worked so hard to end Trujillo’s tyranny.

 Zona Sur:

Students visited the community organization  Hogar Crea during a Community Medicine class.
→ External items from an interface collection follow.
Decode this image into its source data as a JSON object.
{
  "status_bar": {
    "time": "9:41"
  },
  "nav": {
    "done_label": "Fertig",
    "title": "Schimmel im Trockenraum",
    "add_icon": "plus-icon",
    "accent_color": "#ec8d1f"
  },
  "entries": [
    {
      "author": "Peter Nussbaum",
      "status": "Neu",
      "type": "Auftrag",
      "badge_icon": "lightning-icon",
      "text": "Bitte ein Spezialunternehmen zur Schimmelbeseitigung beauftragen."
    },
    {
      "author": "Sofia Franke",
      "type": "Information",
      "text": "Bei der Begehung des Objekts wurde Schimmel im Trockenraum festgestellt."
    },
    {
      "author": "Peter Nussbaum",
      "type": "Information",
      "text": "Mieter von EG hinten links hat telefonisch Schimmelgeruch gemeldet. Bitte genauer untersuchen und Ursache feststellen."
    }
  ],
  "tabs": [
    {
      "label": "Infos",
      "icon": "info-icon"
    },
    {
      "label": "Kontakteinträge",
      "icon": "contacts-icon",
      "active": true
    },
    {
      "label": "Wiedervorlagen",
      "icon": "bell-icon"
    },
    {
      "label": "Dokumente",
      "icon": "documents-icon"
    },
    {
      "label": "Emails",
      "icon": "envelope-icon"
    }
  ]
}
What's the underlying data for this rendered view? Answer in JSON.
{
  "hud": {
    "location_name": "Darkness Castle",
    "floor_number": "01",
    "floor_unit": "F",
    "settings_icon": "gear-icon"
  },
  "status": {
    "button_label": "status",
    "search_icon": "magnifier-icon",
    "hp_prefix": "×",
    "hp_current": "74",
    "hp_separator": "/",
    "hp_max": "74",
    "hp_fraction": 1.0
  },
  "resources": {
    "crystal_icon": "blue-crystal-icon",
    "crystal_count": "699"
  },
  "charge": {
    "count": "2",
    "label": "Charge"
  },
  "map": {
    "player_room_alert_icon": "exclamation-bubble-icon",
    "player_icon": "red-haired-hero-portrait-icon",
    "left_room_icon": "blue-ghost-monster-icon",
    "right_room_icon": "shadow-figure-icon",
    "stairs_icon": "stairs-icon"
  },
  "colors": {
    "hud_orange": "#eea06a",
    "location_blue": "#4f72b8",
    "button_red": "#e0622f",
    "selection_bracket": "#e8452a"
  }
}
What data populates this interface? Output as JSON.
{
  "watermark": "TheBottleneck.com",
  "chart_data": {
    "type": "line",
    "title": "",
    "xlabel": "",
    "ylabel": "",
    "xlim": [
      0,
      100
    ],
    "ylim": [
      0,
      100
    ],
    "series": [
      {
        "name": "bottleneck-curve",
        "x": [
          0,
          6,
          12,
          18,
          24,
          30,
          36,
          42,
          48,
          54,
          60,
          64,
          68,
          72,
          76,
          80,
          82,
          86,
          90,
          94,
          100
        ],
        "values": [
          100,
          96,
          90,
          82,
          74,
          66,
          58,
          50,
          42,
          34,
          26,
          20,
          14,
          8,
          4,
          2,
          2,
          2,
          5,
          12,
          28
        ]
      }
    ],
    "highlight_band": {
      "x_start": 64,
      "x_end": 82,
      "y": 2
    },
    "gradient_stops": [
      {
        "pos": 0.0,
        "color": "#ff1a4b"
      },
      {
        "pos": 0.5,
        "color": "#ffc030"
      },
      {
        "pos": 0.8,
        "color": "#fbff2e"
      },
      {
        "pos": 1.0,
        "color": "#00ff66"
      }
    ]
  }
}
 As part of the Community Health Practicum course, socially-based experiential learning was a key component to this summer’s program. Each student participated in the program’s campaign to promote and assist in the healthy lifestyles of people living in Santiago’s marginalized Zona Sur, during which time they teamed up with local health promoters and spent time interacting with residents of the area, organizing and presenting informational forums on the treatment and prevention of prevalent illnesses and helping to collect medical histories to enable more accurate and effective medical attention in the future. Students really enjoyed the opportunity to travel throughout their assigned neighborhood, chatting with the people they met and learning their methods of staying healthy while also sharing advice on how to further develop a healthy lifestyle. The amount of presentations that groups facilitated this summer and the number of targeted observers that participated in these presentations was astounding, all due to the motivation of the students and their eagerness to work with local health promoters. Some students even gauged the number of people they believe were positively affected by their presentations and promotional work, and the results surely left them feeling satisfied. 

 

More highlights from this summer... enjoy!

under the sea, students snorkel in a tropical reef surrounding Cayo Arena

View from el Monumento.

Playa Ensenada

Brittni and Arelys descending the staircase at Meson de la Cava, a gourmet restaurant located inside a cave in Santo Domingo.

all aboard at Playa Ensenada